- What you have to do:
When a line below contains the word "true", copy that line.

:::::

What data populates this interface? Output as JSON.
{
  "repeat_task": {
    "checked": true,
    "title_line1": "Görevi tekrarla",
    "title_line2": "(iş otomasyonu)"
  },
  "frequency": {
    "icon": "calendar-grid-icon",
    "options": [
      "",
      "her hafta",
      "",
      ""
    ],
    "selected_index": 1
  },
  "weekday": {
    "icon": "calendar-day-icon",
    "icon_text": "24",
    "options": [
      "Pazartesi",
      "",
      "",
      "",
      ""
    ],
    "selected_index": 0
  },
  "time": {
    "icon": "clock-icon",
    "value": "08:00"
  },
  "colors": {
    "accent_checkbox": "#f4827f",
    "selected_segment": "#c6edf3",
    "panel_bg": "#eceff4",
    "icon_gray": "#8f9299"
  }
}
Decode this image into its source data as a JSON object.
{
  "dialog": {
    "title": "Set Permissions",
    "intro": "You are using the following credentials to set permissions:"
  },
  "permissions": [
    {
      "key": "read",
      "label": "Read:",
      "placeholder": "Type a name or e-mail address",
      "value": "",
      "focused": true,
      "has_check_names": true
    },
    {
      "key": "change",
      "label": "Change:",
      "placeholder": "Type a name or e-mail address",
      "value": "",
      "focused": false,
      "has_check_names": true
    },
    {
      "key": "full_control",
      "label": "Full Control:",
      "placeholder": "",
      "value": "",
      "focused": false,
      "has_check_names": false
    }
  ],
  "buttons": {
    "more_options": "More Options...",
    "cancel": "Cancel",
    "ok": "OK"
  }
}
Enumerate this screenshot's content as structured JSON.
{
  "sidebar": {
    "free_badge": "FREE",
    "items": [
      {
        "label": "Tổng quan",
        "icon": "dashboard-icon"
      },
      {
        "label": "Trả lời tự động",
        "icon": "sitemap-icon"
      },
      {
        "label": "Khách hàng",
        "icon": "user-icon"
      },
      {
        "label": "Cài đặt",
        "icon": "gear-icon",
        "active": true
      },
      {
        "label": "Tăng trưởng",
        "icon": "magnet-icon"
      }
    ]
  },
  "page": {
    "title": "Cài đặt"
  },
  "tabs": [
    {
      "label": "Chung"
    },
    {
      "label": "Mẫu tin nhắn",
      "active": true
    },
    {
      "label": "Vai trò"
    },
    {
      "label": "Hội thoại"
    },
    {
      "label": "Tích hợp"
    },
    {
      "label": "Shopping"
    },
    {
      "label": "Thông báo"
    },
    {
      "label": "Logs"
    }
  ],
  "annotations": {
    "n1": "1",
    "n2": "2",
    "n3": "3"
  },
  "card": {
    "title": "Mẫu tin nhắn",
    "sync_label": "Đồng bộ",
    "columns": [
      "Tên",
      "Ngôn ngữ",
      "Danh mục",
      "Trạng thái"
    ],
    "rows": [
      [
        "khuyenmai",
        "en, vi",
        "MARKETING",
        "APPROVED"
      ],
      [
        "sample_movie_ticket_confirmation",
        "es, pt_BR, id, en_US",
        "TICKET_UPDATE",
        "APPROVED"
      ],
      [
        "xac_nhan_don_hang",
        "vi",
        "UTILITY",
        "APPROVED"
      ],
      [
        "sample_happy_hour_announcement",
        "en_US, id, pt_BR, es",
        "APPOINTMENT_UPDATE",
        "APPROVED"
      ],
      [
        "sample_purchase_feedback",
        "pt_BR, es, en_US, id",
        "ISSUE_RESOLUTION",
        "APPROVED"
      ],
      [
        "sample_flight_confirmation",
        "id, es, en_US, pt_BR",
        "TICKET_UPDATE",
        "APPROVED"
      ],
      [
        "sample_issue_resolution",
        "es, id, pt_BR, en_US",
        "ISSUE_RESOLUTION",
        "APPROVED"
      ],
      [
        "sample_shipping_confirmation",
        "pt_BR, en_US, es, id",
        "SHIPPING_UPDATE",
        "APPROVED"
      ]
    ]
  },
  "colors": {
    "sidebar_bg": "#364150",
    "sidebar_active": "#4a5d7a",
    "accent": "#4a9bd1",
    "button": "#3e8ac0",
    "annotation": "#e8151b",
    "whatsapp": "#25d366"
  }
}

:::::

- Your solution:
    "checked": true,
      "focused": true,
      "has_check_names": true
      "has_check_names": true
        "active": true
      "active": true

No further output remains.